> [DIRECTIONS FOR THIS TASK]:
The entries below should be set down again exactly, with every picture left out.

> [PROVIDED DATA]:
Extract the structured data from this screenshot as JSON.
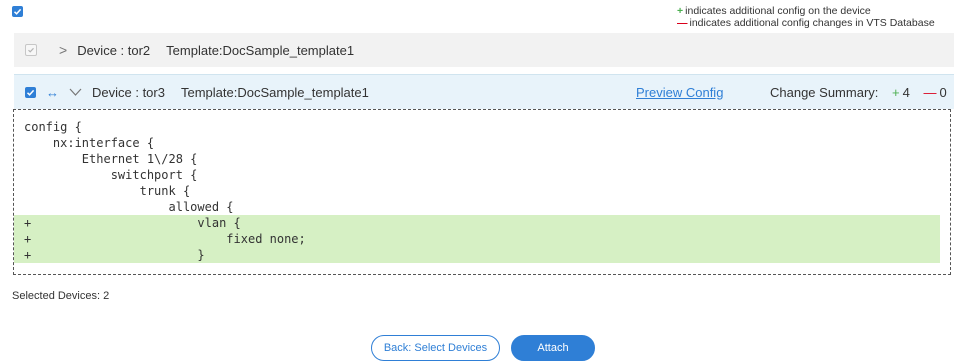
{
  "legend": {
    "plus_symbol": "+",
    "plus_text": "indicates additional config on the device",
    "minus_symbol": "—",
    "minus_text": "indicates additional config changes in VTS Database"
  },
  "devices": [
    {
      "device_label": "Device : tor2",
      "template_label": "Template:DocSample_template1",
      "checked": true,
      "expanded": false
    },
    {
      "device_label": "Device : tor3",
      "template_label": "Template:DocSample_template1",
      "checked": true,
      "expanded": true,
      "preview_label": "Preview Config",
      "change_summary_label": "Change Summary:",
      "plus_symbol": "+",
      "added_count": "4",
      "minus_symbol": "—",
      "removed_count": "0"
    }
  ],
  "config_lines": [
    {
      "mark": "",
      "text": "config {"
    },
    {
      "mark": "",
      "text": "    nx:interface {"
    },
    {
      "mark": "",
      "text": "        Ethernet 1\\/28 {"
    },
    {
      "mark": "",
      "text": "            switchport {"
    },
    {
      "mark": "",
      "text": "                trunk {"
    },
    {
      "mark": "",
      "text": "                    allowed {"
    },
    {
      "mark": "+",
      "text": "                        vlan {"
    },
    {
      "mark": "+",
      "text": "                            fixed none;"
    },
    {
      "mark": "+",
      "text": "                        }"
    }
  ],
  "selected_devices_label": "Selected Devices: 2",
  "buttons": {
    "back_label": "Back: Select Devices",
    "attach_label": "Attach"
  },
  "colors": {
    "accent": "#2f7fd6",
    "added_bg": "#d6f0c4",
    "plus": "#4caf50",
    "minus": "#d9001b"
  }
}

> [RESPONSE]:
Extract the structured data from this screenshot as JSON.
{
  "legend": {
    "plus_symbol": "+",
    "plus_text": "indicates additional config on the device",
    "minus_symbol": "—",
    "minus_text": "indicates additional config changes in VTS Database"
  },
  "devices": [
    {
      "device_label": "Device : tor2",
      "template_label": "Template:DocSample_template1",
      "checked": true,
      "expanded": false
    },
    {
      "device_label": "Device : tor3",
      "template_label": "Template:DocSample_template1",
      "checked": true,
      "expanded": true,
      "preview_label": "Preview Config",
      "change_summary_label": "Change Summary:",
      "plus_symbol": "+",
      "added_count": "4",
      "minus_symbol": "—",
      "removed_count": "0"
    }
  ],
  "config_lines": [
    {
      "mark": "",
      "text": "config {"
    },
    {
      "mark": "",
      "text": "    nx:interface {"
    },
    {
      "mark": "",
      "text": "        Ethernet 1\\/28 {"
    },
    {
      "mark": "",
      "text": "            switchport {"
    },
    {
      "mark": "",
      "text": "                trunk {"
    },
    {
      "mark": "",
      "text": "                    allowed {"
    },
    {
      "mark": "+",
      "text": "                        vlan {"
    },
    {
      "mark": "+",
      "text": "                            fixed none;"
    },
    {
      "mark": "+",
      "text": "                        }"
    }
  ],
  "selected_devices_label": "Selected Devices: 2",
  "buttons": {
    "back_label": "Back: Select Devices",
    "attach_label": "Attach"
  },
  "colors": {
    "accent": "#2f7fd6",
    "added_bg": "#d6f0c4",
    "plus": "#4caf50",
    "minus": "#d9001b"
  }
}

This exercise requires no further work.